(Task to carry out):
Find the string "DEFAULT" in the entries and copy each line that has it.

(Available data):
Segment Open

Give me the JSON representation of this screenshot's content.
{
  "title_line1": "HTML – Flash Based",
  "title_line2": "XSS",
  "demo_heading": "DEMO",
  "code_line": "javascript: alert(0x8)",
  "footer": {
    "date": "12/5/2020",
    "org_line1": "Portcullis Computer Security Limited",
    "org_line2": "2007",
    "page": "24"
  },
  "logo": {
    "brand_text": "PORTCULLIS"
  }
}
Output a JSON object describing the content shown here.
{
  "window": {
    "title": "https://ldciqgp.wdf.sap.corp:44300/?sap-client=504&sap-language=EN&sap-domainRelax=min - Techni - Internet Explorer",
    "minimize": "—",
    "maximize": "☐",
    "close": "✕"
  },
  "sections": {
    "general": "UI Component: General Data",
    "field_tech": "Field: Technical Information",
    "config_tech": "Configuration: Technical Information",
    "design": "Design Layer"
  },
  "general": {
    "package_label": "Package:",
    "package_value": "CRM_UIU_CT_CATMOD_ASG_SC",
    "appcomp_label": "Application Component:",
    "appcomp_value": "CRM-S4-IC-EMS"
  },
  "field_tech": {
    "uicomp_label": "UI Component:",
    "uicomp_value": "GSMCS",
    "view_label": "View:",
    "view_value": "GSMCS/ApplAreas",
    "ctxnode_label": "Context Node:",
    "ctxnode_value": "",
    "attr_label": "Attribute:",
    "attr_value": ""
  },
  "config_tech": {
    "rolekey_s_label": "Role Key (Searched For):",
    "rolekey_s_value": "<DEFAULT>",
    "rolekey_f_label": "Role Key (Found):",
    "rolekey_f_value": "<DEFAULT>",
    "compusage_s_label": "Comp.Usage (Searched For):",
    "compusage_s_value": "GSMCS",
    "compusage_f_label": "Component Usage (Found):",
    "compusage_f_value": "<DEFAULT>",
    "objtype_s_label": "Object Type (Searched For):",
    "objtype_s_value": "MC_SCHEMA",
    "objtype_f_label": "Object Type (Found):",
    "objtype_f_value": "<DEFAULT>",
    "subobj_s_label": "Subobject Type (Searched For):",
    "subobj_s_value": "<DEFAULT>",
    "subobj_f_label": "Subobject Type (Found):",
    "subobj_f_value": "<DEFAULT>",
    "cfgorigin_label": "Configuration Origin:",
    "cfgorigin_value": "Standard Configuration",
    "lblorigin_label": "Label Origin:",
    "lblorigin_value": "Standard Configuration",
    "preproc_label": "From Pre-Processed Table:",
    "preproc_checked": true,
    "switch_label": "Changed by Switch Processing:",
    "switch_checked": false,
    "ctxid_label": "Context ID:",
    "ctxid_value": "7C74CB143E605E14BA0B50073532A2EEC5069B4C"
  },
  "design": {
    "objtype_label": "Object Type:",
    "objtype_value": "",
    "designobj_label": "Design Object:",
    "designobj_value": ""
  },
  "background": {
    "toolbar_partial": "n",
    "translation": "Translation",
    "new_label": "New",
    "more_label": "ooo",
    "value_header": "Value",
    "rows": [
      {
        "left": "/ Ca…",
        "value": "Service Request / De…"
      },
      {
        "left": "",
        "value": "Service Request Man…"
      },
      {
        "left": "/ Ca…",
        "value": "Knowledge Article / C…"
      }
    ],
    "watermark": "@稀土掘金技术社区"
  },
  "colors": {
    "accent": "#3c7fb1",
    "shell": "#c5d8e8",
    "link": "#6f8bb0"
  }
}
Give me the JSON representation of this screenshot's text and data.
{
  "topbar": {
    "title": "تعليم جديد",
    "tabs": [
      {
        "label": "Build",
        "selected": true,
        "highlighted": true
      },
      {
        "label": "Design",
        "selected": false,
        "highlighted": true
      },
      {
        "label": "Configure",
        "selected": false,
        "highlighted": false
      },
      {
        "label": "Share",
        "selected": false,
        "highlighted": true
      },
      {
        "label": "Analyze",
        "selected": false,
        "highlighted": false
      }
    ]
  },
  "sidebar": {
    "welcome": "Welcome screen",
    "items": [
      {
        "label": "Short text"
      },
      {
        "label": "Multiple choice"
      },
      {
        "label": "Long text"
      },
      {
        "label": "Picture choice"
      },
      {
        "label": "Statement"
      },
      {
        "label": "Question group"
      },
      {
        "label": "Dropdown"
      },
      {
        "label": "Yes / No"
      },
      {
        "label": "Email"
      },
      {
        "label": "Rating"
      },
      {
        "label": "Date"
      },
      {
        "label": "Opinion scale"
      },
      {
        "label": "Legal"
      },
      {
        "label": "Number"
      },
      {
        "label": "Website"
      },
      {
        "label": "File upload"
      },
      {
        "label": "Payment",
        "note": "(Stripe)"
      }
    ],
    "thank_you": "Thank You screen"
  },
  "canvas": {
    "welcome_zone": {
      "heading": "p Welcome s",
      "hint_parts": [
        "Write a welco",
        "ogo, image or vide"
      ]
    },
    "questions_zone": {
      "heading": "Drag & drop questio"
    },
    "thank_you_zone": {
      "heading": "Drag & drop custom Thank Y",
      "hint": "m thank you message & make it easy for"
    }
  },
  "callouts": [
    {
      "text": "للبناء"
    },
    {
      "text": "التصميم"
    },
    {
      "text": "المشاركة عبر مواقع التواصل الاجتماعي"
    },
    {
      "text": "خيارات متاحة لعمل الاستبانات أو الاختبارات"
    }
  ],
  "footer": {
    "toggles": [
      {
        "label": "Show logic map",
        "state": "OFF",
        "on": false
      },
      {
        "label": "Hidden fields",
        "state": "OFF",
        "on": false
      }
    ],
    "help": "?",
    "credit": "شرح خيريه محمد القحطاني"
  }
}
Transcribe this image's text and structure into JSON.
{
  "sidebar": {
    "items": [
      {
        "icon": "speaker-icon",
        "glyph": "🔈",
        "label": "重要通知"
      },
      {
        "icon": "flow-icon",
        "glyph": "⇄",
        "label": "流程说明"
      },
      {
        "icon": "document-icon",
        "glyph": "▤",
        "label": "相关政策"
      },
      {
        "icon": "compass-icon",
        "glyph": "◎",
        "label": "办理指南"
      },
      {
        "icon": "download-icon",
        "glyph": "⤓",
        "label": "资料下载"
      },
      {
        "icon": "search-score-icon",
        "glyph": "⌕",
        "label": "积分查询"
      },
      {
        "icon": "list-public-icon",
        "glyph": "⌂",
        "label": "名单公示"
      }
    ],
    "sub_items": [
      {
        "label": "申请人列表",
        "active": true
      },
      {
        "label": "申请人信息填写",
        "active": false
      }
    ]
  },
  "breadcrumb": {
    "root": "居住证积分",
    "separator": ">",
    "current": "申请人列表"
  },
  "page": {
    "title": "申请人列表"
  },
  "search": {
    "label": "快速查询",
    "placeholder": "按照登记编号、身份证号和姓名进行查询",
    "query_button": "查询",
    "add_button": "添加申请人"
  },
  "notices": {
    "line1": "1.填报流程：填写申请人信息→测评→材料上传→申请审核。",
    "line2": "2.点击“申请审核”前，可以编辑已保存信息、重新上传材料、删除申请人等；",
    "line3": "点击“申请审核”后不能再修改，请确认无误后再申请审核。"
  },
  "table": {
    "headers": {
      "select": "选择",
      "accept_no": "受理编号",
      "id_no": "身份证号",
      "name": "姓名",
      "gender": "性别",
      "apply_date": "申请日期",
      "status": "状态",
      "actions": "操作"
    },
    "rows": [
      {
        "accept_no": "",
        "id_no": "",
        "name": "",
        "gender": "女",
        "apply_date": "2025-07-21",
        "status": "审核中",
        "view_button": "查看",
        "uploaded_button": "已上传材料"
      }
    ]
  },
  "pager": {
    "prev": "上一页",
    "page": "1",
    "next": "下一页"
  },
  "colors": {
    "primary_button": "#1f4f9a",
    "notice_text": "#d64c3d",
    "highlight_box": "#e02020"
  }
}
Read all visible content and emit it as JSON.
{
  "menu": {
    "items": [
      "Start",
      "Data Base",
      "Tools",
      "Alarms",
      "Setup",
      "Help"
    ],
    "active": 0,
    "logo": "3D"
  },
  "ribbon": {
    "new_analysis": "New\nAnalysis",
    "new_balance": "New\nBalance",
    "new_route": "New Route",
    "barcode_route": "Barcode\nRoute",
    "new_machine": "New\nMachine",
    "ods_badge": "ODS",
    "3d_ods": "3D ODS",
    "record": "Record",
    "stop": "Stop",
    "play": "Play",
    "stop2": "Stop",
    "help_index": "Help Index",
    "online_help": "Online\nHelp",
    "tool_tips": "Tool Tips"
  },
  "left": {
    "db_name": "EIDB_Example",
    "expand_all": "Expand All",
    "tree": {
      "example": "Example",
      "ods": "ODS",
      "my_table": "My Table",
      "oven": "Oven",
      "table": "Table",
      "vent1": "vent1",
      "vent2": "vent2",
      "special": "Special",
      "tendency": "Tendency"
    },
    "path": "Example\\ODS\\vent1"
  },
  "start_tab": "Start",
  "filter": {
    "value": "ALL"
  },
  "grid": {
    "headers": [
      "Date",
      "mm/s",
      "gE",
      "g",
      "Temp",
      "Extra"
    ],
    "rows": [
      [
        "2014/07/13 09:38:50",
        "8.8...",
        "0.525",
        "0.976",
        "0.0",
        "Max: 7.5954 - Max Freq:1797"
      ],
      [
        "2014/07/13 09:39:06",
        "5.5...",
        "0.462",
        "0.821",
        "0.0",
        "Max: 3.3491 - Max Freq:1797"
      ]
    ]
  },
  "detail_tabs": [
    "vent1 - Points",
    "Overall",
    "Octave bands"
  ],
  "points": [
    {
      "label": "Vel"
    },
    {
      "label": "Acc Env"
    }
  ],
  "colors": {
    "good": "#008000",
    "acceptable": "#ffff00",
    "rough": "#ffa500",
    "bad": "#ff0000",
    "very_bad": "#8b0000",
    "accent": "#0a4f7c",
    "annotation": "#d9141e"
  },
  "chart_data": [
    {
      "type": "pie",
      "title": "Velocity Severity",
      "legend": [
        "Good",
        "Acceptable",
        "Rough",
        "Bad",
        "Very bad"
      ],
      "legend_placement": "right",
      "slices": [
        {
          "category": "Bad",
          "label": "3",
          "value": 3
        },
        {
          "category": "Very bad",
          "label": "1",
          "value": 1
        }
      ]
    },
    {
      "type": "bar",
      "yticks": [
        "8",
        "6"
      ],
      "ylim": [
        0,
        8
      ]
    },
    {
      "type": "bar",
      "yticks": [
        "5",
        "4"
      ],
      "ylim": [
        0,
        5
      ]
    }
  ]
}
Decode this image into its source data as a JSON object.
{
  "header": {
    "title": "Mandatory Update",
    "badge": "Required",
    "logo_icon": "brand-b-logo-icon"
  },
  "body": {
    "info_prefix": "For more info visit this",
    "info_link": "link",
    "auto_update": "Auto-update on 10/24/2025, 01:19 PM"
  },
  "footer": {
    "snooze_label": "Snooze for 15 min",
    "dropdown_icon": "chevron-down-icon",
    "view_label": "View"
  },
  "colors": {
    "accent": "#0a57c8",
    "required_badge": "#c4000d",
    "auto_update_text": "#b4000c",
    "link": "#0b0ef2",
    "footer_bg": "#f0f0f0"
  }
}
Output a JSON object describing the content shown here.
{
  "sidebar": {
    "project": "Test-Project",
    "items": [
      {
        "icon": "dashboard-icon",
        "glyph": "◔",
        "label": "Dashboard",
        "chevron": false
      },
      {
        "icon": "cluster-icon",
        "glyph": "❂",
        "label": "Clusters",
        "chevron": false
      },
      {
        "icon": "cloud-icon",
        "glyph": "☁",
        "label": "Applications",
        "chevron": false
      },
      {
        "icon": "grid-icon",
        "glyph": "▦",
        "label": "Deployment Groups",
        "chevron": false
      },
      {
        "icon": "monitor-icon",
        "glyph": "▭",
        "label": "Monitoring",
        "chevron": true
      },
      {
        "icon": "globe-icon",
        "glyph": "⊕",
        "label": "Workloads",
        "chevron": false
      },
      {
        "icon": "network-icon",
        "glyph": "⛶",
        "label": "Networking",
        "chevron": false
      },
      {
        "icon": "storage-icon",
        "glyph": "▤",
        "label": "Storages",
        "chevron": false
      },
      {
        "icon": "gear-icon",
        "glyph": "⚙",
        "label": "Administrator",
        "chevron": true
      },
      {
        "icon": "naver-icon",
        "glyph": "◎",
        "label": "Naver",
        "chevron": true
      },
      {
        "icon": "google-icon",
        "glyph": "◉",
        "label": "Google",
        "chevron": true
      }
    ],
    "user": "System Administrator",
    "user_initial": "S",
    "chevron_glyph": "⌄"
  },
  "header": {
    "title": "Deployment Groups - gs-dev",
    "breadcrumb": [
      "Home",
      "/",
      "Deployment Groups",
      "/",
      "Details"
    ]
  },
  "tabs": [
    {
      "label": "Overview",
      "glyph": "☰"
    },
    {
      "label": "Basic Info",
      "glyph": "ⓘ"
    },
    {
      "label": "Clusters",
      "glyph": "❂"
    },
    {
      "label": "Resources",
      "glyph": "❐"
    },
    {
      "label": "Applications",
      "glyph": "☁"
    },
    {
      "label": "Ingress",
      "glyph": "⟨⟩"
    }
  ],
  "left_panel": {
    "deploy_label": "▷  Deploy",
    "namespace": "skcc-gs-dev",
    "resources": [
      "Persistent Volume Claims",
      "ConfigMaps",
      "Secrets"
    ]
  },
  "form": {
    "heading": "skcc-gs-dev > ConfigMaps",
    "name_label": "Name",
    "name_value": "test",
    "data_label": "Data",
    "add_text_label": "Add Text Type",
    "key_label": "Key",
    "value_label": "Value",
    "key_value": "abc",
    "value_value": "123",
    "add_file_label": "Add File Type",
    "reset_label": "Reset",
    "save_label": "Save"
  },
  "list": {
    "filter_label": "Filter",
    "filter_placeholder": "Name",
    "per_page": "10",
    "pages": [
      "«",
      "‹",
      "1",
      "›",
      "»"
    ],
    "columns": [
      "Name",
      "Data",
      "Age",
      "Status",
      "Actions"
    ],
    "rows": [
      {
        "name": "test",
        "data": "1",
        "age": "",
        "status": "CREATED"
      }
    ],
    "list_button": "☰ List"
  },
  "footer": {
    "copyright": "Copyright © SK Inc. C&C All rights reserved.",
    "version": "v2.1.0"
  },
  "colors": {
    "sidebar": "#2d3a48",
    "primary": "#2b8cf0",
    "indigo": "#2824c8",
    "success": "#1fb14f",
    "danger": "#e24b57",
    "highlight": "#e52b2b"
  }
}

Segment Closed

(Output):
    "rolekey_s_value": "<DEFAULT>",
    "rolekey_f_value": "<DEFAULT>",
    "compusage_f_value": "<DEFAULT>",
    "objtype_f_value": "<DEFAULT>",
    "subobj_s_value": "<DEFAULT>",
    "subobj_f_value": "<DEFAULT>",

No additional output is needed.